▸ **Problem description**: Only the lines of the data holding the string "Project" need to be returned.

--- Given records Enclosed Below ---

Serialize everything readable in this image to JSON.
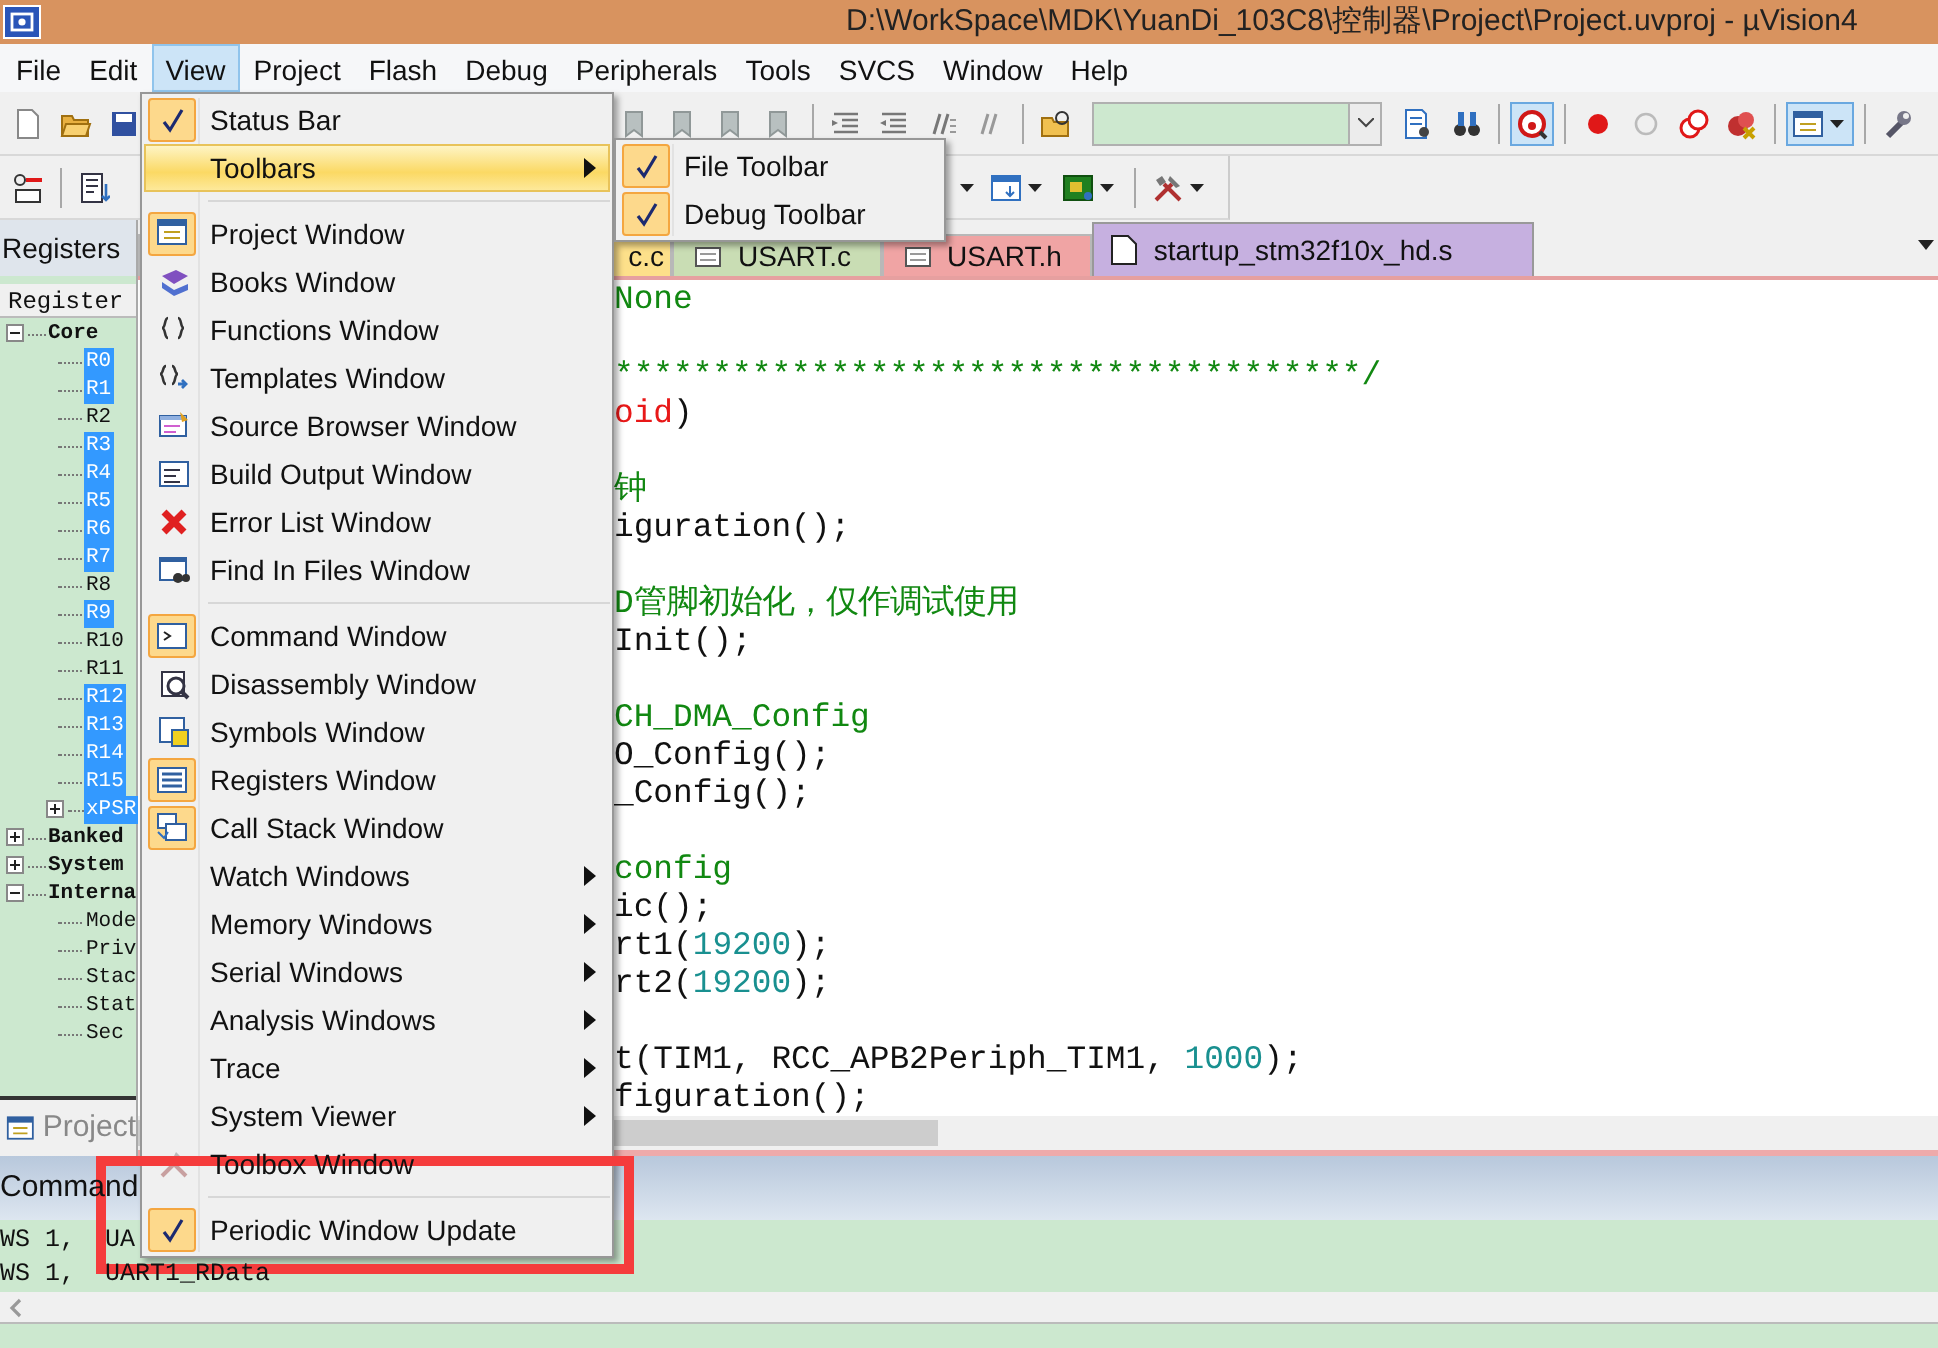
{
  "window": {
    "title": "D:\\WorkSpace\\MDK\\YuanDi_103C8\\控制器\\Project\\Project.uvproj - µVision4"
  },
  "menu_bar": [
    {
      "label": "File",
      "selected": false
    },
    {
      "label": "Edit",
      "selected": false
    },
    {
      "label": "View",
      "selected": true
    },
    {
      "label": "Project",
      "selected": false
    },
    {
      "label": "Flash",
      "selected": false
    },
    {
      "label": "Debug",
      "selected": false
    },
    {
      "label": "Peripherals",
      "selected": false
    },
    {
      "label": "Tools",
      "selected": false
    },
    {
      "label": "SVCS",
      "selected": false
    },
    {
      "label": "Window",
      "selected": false
    },
    {
      "label": "Help",
      "selected": false
    }
  ],
  "toolbars": [
    {
      "buttons": [
        {
          "pressed": false
        },
        {
          "pressed": false
        },
        {
          "pressed": false
        },
        {
          "pressed": false
        },
        {
          "pressed": false
        },
        {
          "pressed": false
        },
        {
          "pressed": false
        },
        {
          "pressed": false
        },
        {
          "pressed": false
        },
        {
          "pressed": false
        },
        {
          "pressed": false
        },
        {
          "pressed": false
        },
        {
          "pressed": false
        },
        {
          "pressed": false
        },
        {
          "pressed": true
        },
        {
          "pressed": false
        },
        {
          "pressed": false
        },
        {
          "pressed": false
        },
        {
          "pressed": false
        },
        {
          "pressed": true
        },
        {
          "pressed": false
        }
      ]
    },
    {
      "buttons": [
        {
          "pressed": false
        },
        {
          "pressed": false
        },
        {
          "pressed": false
        },
        {
          "pressed": false
        },
        {
          "pressed": false
        },
        {
          "pressed": false
        }
      ]
    }
  ],
  "registers_panel": {
    "title": "Registers",
    "column": "Register",
    "tree": [
      {
        "label": "Core",
        "expanded": true,
        "selected": false,
        "children": [
          {
            "label": "R0",
            "selected": true
          },
          {
            "label": "R1",
            "selected": true
          },
          {
            "label": "R2",
            "selected": false
          },
          {
            "label": "R3",
            "selected": true
          },
          {
            "label": "R4",
            "selected": true
          },
          {
            "label": "R5",
            "selected": true
          },
          {
            "label": "R6",
            "selected": true
          },
          {
            "label": "R7",
            "selected": true
          },
          {
            "label": "R8",
            "selected": false
          },
          {
            "label": "R9",
            "selected": true
          },
          {
            "label": "R10",
            "selected": false
          },
          {
            "label": "R11",
            "selected": false
          },
          {
            "label": "R12",
            "selected": true
          },
          {
            "label": "R13",
            "selected": true
          },
          {
            "label": "R14",
            "selected": true
          },
          {
            "label": "R15",
            "selected": true
          },
          {
            "label": "xPSR",
            "selected": true,
            "expanded": false
          }
        ]
      },
      {
        "label": "Banked",
        "expanded": false,
        "selected": false
      },
      {
        "label": "System",
        "expanded": false,
        "selected": false
      },
      {
        "label": "Interna",
        "expanded": true,
        "selected": false,
        "children": [
          {
            "label": "Mode",
            "selected": false
          },
          {
            "label": "Priv",
            "selected": false
          },
          {
            "label": "Stac",
            "selected": false
          },
          {
            "label": "Stat",
            "selected": false
          },
          {
            "label": "Sec",
            "selected": false
          }
        ]
      }
    ],
    "bottom_tab": "Project"
  },
  "editor_tabs": [
    {
      "label": "c.c",
      "color": "#fde08a",
      "selected": false
    },
    {
      "label": "USART.c",
      "color": "#c9ddb4",
      "selected": false
    },
    {
      "label": "USART.h",
      "color": "#f0a4a4",
      "selected": false
    },
    {
      "label": "startup_stm32f10x_hd.s",
      "color": "#c6b0e0",
      "selected": true
    }
  ],
  "code_lines": [
    {
      "blank_before": false,
      "segments": [
        {
          "text": "None",
          "kind": "comment"
        }
      ]
    },
    {
      "blank_before": true,
      "segments": [
        {
          "text": "**************************************/",
          "kind": "comment"
        }
      ]
    },
    {
      "blank_before": false,
      "segments": [
        {
          "text": "oid",
          "kind": "keyword"
        },
        {
          "text": ")",
          "kind": "plain"
        }
      ]
    },
    {
      "blank_before": true,
      "segments": [
        {
          "text": "钟",
          "kind": "comment"
        }
      ]
    },
    {
      "blank_before": false,
      "segments": [
        {
          "text": "iguration();",
          "kind": "plain"
        }
      ]
    },
    {
      "blank_before": true,
      "segments": [
        {
          "text": "D管脚初始化，仅作调试使用",
          "kind": "comment"
        }
      ]
    },
    {
      "blank_before": false,
      "segments": [
        {
          "text": "Init();",
          "kind": "plain"
        }
      ]
    },
    {
      "blank_before": true,
      "segments": [
        {
          "text": "CH_DMA_Config",
          "kind": "comment"
        }
      ]
    },
    {
      "blank_before": false,
      "segments": [
        {
          "text": "O_Config();",
          "kind": "plain"
        }
      ]
    },
    {
      "blank_before": false,
      "segments": [
        {
          "text": "_Config();",
          "kind": "plain"
        }
      ]
    },
    {
      "blank_before": true,
      "segments": [
        {
          "text": "config",
          "kind": "comment"
        }
      ]
    },
    {
      "blank_before": false,
      "segments": [
        {
          "text": "ic();",
          "kind": "plain"
        }
      ]
    },
    {
      "blank_before": false,
      "segments": [
        {
          "text": "rt1(",
          "kind": "plain"
        },
        {
          "text": "19200",
          "kind": "number"
        },
        {
          "text": ");",
          "kind": "plain"
        }
      ]
    },
    {
      "blank_before": false,
      "segments": [
        {
          "text": "rt2(",
          "kind": "plain"
        },
        {
          "text": "19200",
          "kind": "number"
        },
        {
          "text": ");",
          "kind": "plain"
        }
      ]
    },
    {
      "blank_before": true,
      "segments": [
        {
          "text": "t(TIM1, RCC_APB2Periph_TIM1, ",
          "kind": "plain"
        },
        {
          "text": "1000",
          "kind": "number"
        },
        {
          "text": ");",
          "kind": "plain"
        }
      ]
    },
    {
      "blank_before": false,
      "segments": [
        {
          "text": "figuration();",
          "kind": "plain"
        }
      ]
    }
  ],
  "command_panel": {
    "title": "Command",
    "lines": [
      "WS 1,  UA",
      "WS 1,  UART1_RData"
    ]
  },
  "view_menu": [
    {
      "label": "Status Bar",
      "kind": "check",
      "checked": true,
      "selected": false
    },
    {
      "label": "Toolbars",
      "kind": "submenu",
      "selected": true
    },
    {
      "kind": "separator"
    },
    {
      "label": "Project Window",
      "kind": "icon",
      "active": true,
      "selected": false
    },
    {
      "label": "Books Window",
      "kind": "icon",
      "active": false,
      "selected": false
    },
    {
      "label": "Functions Window",
      "kind": "icon",
      "active": false,
      "selected": false
    },
    {
      "label": "Templates Window",
      "kind": "icon",
      "active": false,
      "selected": false
    },
    {
      "label": "Source Browser Window",
      "kind": "icon",
      "active": false,
      "selected": false
    },
    {
      "label": "Build Output Window",
      "kind": "icon",
      "active": false,
      "selected": false
    },
    {
      "label": "Error List Window",
      "kind": "icon",
      "active": false,
      "selected": false
    },
    {
      "label": "Find In Files Window",
      "kind": "icon",
      "active": false,
      "selected": false
    },
    {
      "kind": "separator"
    },
    {
      "label": "Command Window",
      "kind": "icon",
      "active": true,
      "selected": false
    },
    {
      "label": "Disassembly Window",
      "kind": "icon",
      "active": false,
      "selected": false
    },
    {
      "label": "Symbols Window",
      "kind": "icon",
      "active": false,
      "selected": false
    },
    {
      "label": "Registers Window",
      "kind": "icon",
      "active": true,
      "selected": false
    },
    {
      "label": "Call Stack Window",
      "kind": "icon",
      "active": true,
      "selected": false
    },
    {
      "label": "Watch Windows",
      "kind": "submenu",
      "selected": false
    },
    {
      "label": "Memory Windows",
      "kind": "submenu",
      "selected": false
    },
    {
      "label": "Serial Windows",
      "kind": "submenu",
      "selected": false
    },
    {
      "label": "Analysis Windows",
      "kind": "submenu",
      "selected": false
    },
    {
      "label": "Trace",
      "kind": "submenu",
      "selected": false
    },
    {
      "label": "System Viewer",
      "kind": "submenu",
      "selected": false
    },
    {
      "label": "Toolbox Window",
      "kind": "icon",
      "active": false,
      "selected": false
    },
    {
      "kind": "separator"
    },
    {
      "label": "Periodic Window Update",
      "kind": "check",
      "checked": true,
      "selected": false
    }
  ],
  "toolbars_submenu": [
    {
      "label": "File Toolbar",
      "checked": true,
      "selected": false
    },
    {
      "label": "Debug Toolbar",
      "checked": true,
      "selected": false
    }
  ],
  "annotations": [
    {
      "kind": "highlight-box",
      "color": "#f53c3c"
    }
  ]
}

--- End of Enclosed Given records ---

▸ **Task response**:
    "title": "D:\\WorkSpace\\MDK\\YuanDi_103C8\\控制器\\Project\\Project.uvproj - µVision4"
      "label": "Project",
    "bottom_tab": "Project"
      "label": "Project Window",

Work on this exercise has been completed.